In Defense of Strategy

I didn’t realize that there’s a strategy backlash going on in some corners of the internet, but Packy McCormick has a good defense of the importance of having a good strategy:

Execution without strategy is wasteful and tragic. Just as “Companies that have the best products, most talented people, and fastest growth are precisely the ones for which moats are most important,” companies that are the best at execution are precisely the ones for which strategy is most important. They’re the only ones that have a shot. The better you are at execution, the faster you can run in any direction. A good strategy helps you run fast in the right direction.

He also provides a good summary definition of what strategy is, based on the (must-read!) book Good Strategy Bad Strategy: The Difference and Why It Matters:

A strategy is a high-level plan to achieve one or more goals under conditions of uncertainty, designed through recognizing the challenge (diagnosis), setting a direction to overcome it (guiding policy), and detailing steps to implement the policy (coherent actions).

The biggest problem I’ve seen in organizations that struggle with good strategy is that everyone wants a strategy but it’s very hard to figure out how to get started with its creation. It is such a lofty, nebulous concept, and everyone has a different idea of how to go about it. So it’s really important to define what it is and what it’s for, and get broad agreement on that, before starting to create a strategy. To put it another way, make sure you define the black hole words.
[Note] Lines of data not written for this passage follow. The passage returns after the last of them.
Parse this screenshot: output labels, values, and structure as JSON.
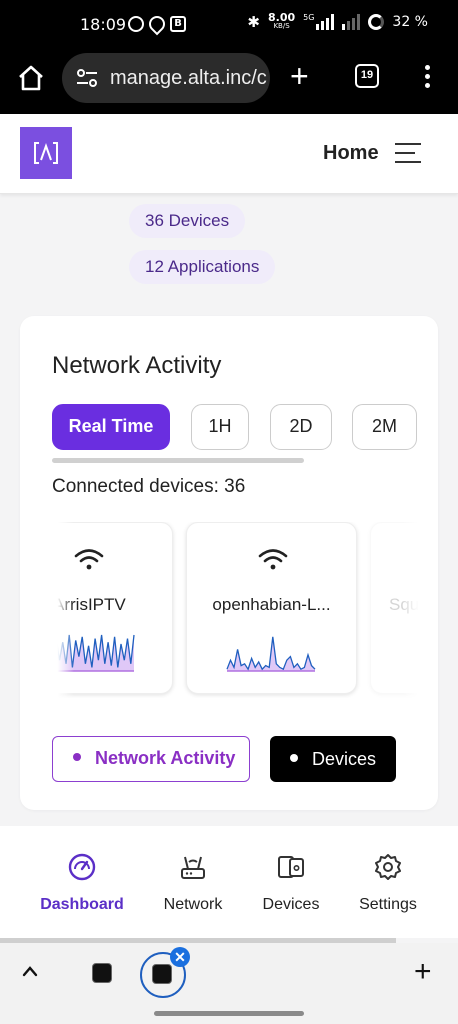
{
  "status_bar": {
    "time": "18:09",
    "net_speed_value": "8.00",
    "net_speed_unit": "KB/S",
    "network_type": "5G",
    "battery": "32 %"
  },
  "browser": {
    "url": "manage.alta.inc/c",
    "tab_count": "19"
  },
  "site_header": {
    "nav_label": "Home"
  },
  "summary_pills": [
    {
      "label": "36 Devices"
    },
    {
      "label": "12 Applications"
    }
  ],
  "network_card": {
    "title": "Network Activity",
    "timeframes": [
      "Real Time",
      "1H",
      "2D",
      "2M"
    ],
    "active_timeframe": "Real Time",
    "connected_label": "Connected devices: 36",
    "devices": [
      {
        "name": "ArrisIPTV",
        "icon": "wifi-icon",
        "chart_color": "#1f5fbf",
        "activity": [
          0.1,
          0.9,
          0.3,
          0.8,
          0.2,
          1.0,
          0.1,
          0.85,
          0.4,
          0.95,
          0.2,
          0.7,
          0.1,
          0.9,
          0.3,
          1.0,
          0.2,
          0.8,
          0.15,
          0.95,
          0.1,
          0.75,
          0.3,
          0.9,
          0.2,
          1.0
        ]
      },
      {
        "name": "openhabian-L...",
        "icon": "wifi-icon",
        "chart_color": "#1f5fbf",
        "activity": [
          0.05,
          0.3,
          0.1,
          0.6,
          0.15,
          0.2,
          0.05,
          0.35,
          0.1,
          0.25,
          0.05,
          0.15,
          0.1,
          0.95,
          0.2,
          0.1,
          0.05,
          0.3,
          0.4,
          0.1,
          0.2,
          0.05,
          0.1,
          0.45,
          0.15,
          0.05
        ]
      },
      {
        "name": "Squ",
        "icon": "wifi-icon",
        "chart_color": "#999999",
        "activity": []
      }
    ],
    "buttons": {
      "network_activity": "Network Activity",
      "devices": "Devices"
    }
  },
  "bottom_nav": {
    "items": [
      {
        "label": "Dashboard",
        "icon": "gauge-icon",
        "active": true
      },
      {
        "label": "Network",
        "icon": "router-icon",
        "active": false
      },
      {
        "label": "Devices",
        "icon": "devices-icon",
        "active": false
      },
      {
        "label": "Settings",
        "icon": "gear-icon",
        "active": false
      }
    ]
  },
  "colors": {
    "brand_purple": "#6a2ee0",
    "accent_purple": "#8a2fc4",
    "pill_bg": "#f0ecfa"
  }
}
For more on this, check out my (very long) case study on Collaborative Product Strategy Development.